### Data in this exercise ###
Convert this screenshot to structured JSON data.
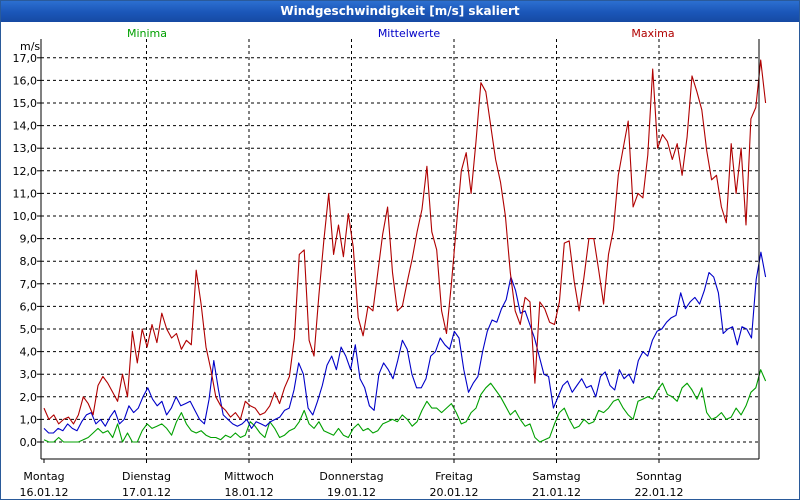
{
  "window": {
    "title": "Windgeschwindigkeit [m/s] skaliert"
  },
  "chart_data": {
    "type": "line",
    "title": "Windgeschwindigkeit [m/s] skaliert",
    "ylabel": "m/s",
    "ylim": [
      0,
      17.5
    ],
    "grid": true,
    "legend_position": "top",
    "y_ticks": [
      "0,0",
      "1,0",
      "2,0",
      "3,0",
      "4,0",
      "5,0",
      "6,0",
      "7,0",
      "8,0",
      "9,0",
      "10,0",
      "11,0",
      "12,0",
      "13,0",
      "14,0",
      "15,0",
      "16,0",
      "17,0"
    ],
    "x_range_days": [
      0,
      7.04
    ],
    "x_labels": [
      {
        "day": "Montag",
        "date": "16.01.12"
      },
      {
        "day": "Dienstag",
        "date": "17.01.12"
      },
      {
        "day": "Mittwoch",
        "date": "18.01.12"
      },
      {
        "day": "Donnerstag",
        "date": "19.01.12"
      },
      {
        "day": "Freitag",
        "date": "20.01.12"
      },
      {
        "day": "Samstag",
        "date": "21.01.12"
      },
      {
        "day": "Sonntag",
        "date": "22.01.12"
      }
    ],
    "series": [
      {
        "name": "Minima",
        "color": "#00a000",
        "values": [
          0.1,
          0.0,
          0.0,
          0.2,
          0.0,
          0.0,
          0.0,
          0.0,
          0.1,
          0.2,
          0.4,
          0.6,
          0.4,
          0.5,
          0.2,
          0.8,
          0.0,
          0.4,
          0.0,
          0.0,
          0.5,
          0.8,
          0.6,
          0.7,
          0.8,
          0.6,
          0.3,
          0.9,
          1.3,
          0.8,
          0.5,
          0.4,
          0.5,
          0.3,
          0.2,
          0.2,
          0.1,
          0.3,
          0.2,
          0.4,
          0.2,
          0.3,
          0.9,
          0.7,
          0.4,
          0.2,
          0.9,
          0.6,
          0.2,
          0.3,
          0.5,
          0.6,
          0.9,
          1.4,
          0.8,
          0.6,
          0.9,
          0.5,
          0.4,
          0.3,
          0.6,
          0.3,
          0.2,
          0.6,
          0.8,
          0.5,
          0.6,
          0.4,
          0.5,
          0.8,
          0.9,
          1.0,
          0.9,
          1.2,
          1.0,
          0.7,
          0.9,
          1.4,
          1.8,
          1.5,
          1.5,
          1.3,
          1.5,
          1.7,
          1.3,
          0.8,
          0.9,
          1.3,
          1.5,
          2.1,
          2.4,
          2.6,
          2.3,
          2.0,
          1.6,
          1.2,
          1.4,
          1.0,
          0.7,
          0.8,
          0.2,
          0.0,
          0.1,
          0.2,
          0.8,
          1.3,
          1.5,
          1.0,
          0.6,
          0.7,
          1.0,
          0.8,
          0.9,
          1.4,
          1.3,
          1.5,
          1.8,
          1.9,
          1.5,
          1.2,
          1.0,
          1.8,
          1.9,
          2.0,
          1.9,
          2.3,
          2.6,
          2.1,
          2.0,
          1.8,
          2.4,
          2.6,
          2.3,
          1.9,
          2.4,
          1.3,
          1.0,
          1.1,
          1.3,
          1.0,
          1.1,
          1.5,
          1.2,
          1.6,
          2.2,
          2.4,
          3.2,
          2.7
        ]
      },
      {
        "name": "Mittelwerte",
        "color": "#0000c8",
        "values": [
          0.6,
          0.4,
          0.4,
          0.6,
          0.5,
          0.8,
          0.6,
          0.5,
          0.9,
          1.2,
          1.3,
          0.8,
          1.0,
          0.7,
          1.1,
          1.4,
          0.8,
          1.0,
          1.6,
          1.3,
          1.5,
          2.0,
          2.4,
          1.9,
          1.6,
          1.8,
          1.2,
          1.5,
          2.0,
          1.6,
          1.7,
          1.8,
          1.4,
          1.0,
          0.8,
          1.9,
          3.6,
          2.3,
          1.2,
          1.0,
          0.8,
          0.7,
          0.8,
          1.0,
          0.6,
          0.9,
          0.8,
          0.7,
          0.9,
          1.0,
          1.1,
          1.4,
          1.5,
          2.3,
          3.5,
          3.0,
          1.5,
          1.2,
          1.8,
          2.5,
          3.4,
          3.8,
          3.2,
          4.2,
          3.8,
          3.2,
          4.3,
          2.8,
          2.4,
          1.6,
          1.4,
          3.0,
          3.5,
          3.2,
          2.8,
          3.6,
          4.5,
          4.1,
          3.0,
          2.4,
          2.4,
          2.8,
          3.8,
          4.0,
          4.6,
          4.3,
          4.1,
          4.9,
          4.6,
          3.2,
          2.2,
          2.6,
          2.9,
          4.0,
          4.9,
          5.4,
          5.3,
          5.9,
          6.3,
          7.3,
          6.7,
          5.7,
          5.8,
          5.2,
          4.6,
          3.8,
          3.0,
          2.9,
          1.5,
          2.0,
          2.5,
          2.7,
          2.2,
          2.5,
          2.8,
          2.4,
          2.5,
          2.0,
          2.9,
          3.1,
          2.5,
          2.3,
          3.2,
          2.8,
          3.0,
          2.6,
          3.6,
          4.0,
          3.8,
          4.5,
          4.9,
          5.0,
          5.3,
          5.5,
          5.6,
          6.6,
          5.9,
          6.2,
          6.4,
          6.1,
          6.7,
          7.5,
          7.3,
          6.6,
          4.8,
          5.0,
          5.1,
          4.3,
          5.1,
          5.0,
          4.6,
          7.2,
          8.4,
          7.3
        ]
      },
      {
        "name": "Maxima",
        "color": "#b00000",
        "values": [
          1.5,
          1.0,
          1.2,
          0.8,
          1.0,
          1.1,
          0.8,
          1.2,
          2.0,
          1.7,
          1.2,
          2.5,
          2.9,
          2.6,
          2.2,
          1.8,
          3.0,
          2.0,
          4.9,
          3.5,
          5.0,
          4.2,
          5.2,
          4.4,
          5.7,
          5.0,
          4.6,
          4.8,
          4.1,
          4.5,
          4.3,
          7.6,
          6.1,
          4.2,
          3.2,
          2.0,
          1.6,
          1.4,
          1.1,
          1.3,
          1.0,
          1.8,
          1.6,
          1.5,
          1.2,
          1.3,
          1.6,
          2.2,
          1.7,
          2.4,
          2.9,
          4.6,
          8.3,
          8.5,
          4.5,
          3.8,
          6.5,
          8.9,
          11.0,
          8.3,
          9.6,
          8.2,
          10.1,
          8.6,
          5.5,
          4.7,
          6.0,
          5.8,
          7.5,
          9.2,
          10.4,
          7.5,
          5.8,
          6.0,
          7.1,
          8.1,
          9.3,
          10.3,
          12.2,
          9.3,
          8.5,
          5.8,
          4.8,
          7.0,
          9.5,
          12.0,
          12.8,
          11.0,
          13.3,
          15.9,
          15.5,
          14.0,
          12.5,
          11.5,
          10.0,
          7.5,
          5.8,
          5.2,
          6.4,
          6.2,
          2.6,
          6.2,
          5.9,
          5.3,
          5.2,
          6.2,
          8.8,
          8.9,
          7.1,
          5.8,
          7.3,
          9.0,
          9.0,
          7.6,
          6.1,
          8.3,
          9.4,
          11.8,
          13.0,
          14.2,
          10.4,
          11.0,
          10.8,
          12.7,
          16.5,
          13.0,
          13.6,
          13.3,
          12.5,
          13.2,
          11.8,
          13.5,
          16.2,
          15.5,
          14.7,
          12.9,
          11.6,
          11.8,
          10.4,
          9.7,
          13.2,
          11.0,
          13.0,
          9.6,
          14.3,
          14.8,
          16.9,
          15.0
        ]
      }
    ]
  }
}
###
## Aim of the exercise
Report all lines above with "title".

## Solution below
    "title": "Windgeschwindigkeit [m/s] skaliert"
    "title": "Windgeschwindigkeit [m/s] skaliert",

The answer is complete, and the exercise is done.